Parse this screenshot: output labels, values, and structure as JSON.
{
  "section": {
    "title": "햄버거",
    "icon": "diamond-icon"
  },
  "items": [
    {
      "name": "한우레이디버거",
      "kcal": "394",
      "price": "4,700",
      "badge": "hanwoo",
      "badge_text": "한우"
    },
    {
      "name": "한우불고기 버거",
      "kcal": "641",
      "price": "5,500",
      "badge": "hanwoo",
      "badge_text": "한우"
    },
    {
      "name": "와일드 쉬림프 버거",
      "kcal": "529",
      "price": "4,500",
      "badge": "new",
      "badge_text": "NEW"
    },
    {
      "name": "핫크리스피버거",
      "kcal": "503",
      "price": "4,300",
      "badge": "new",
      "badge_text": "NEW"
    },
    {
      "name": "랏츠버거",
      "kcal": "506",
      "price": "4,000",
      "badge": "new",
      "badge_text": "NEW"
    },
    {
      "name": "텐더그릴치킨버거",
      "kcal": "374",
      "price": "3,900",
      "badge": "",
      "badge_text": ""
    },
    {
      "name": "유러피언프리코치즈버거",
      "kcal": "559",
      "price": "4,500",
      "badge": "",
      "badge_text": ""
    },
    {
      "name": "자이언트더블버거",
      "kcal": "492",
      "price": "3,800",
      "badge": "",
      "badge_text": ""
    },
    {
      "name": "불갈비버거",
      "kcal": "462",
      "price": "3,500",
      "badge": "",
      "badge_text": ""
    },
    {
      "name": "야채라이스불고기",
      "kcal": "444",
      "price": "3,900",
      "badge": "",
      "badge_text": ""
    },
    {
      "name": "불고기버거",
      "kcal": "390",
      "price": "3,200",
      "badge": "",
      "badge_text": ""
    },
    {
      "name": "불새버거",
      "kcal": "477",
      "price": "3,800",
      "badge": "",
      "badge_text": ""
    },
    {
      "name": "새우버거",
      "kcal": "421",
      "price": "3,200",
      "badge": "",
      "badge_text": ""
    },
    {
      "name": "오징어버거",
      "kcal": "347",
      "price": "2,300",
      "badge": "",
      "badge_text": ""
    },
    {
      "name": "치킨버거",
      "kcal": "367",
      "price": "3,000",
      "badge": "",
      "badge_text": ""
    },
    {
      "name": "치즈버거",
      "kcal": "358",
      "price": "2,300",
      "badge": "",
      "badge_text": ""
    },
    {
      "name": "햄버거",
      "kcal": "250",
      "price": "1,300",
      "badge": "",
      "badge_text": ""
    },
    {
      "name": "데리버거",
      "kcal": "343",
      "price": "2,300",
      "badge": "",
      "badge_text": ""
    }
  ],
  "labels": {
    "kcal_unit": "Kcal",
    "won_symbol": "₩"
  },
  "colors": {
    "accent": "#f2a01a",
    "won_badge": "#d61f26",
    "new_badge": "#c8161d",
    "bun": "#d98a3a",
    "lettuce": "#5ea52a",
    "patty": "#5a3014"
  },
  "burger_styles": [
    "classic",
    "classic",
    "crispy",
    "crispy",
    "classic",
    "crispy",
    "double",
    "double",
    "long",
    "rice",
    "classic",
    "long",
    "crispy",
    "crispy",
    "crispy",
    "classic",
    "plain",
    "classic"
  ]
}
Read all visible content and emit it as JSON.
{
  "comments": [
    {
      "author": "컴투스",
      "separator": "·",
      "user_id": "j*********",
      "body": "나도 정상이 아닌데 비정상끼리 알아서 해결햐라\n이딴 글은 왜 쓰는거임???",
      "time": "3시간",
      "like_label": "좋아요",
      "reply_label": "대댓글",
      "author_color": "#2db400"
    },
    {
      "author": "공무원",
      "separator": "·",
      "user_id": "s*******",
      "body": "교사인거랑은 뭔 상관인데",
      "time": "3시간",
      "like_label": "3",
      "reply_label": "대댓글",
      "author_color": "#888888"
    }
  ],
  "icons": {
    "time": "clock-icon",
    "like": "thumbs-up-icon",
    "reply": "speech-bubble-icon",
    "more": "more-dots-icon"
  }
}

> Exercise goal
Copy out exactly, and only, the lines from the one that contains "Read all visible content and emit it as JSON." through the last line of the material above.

> Task answer
Read all visible content and emit it as JSON.
{
  "comments": [
    {
      "author": "컴투스",
      "separator": "·",
      "user_id": "j*********",
      "body": "나도 정상이 아닌데 비정상끼리 알아서 해결햐라\n이딴 글은 왜 쓰는거임???",
      "time": "3시간",
      "like_label": "좋아요",
      "reply_label": "대댓글",
      "author_color": "#2db400"
    },
    {
      "author": "공무원",
      "separator": "·",
      "user_id": "s*******",
      "body": "교사인거랑은 뭔 상관인데",
      "time": "3시간",
      "like_label": "3",
      "reply_label": "대댓글",
      "author_color": "#888888"
    }
  ],
  "icons": {
    "time": "clock-icon",
    "like": "thumbs-up-icon",
    "reply": "speech-bubble-icon",
    "more": "more-dots-icon"
  }
}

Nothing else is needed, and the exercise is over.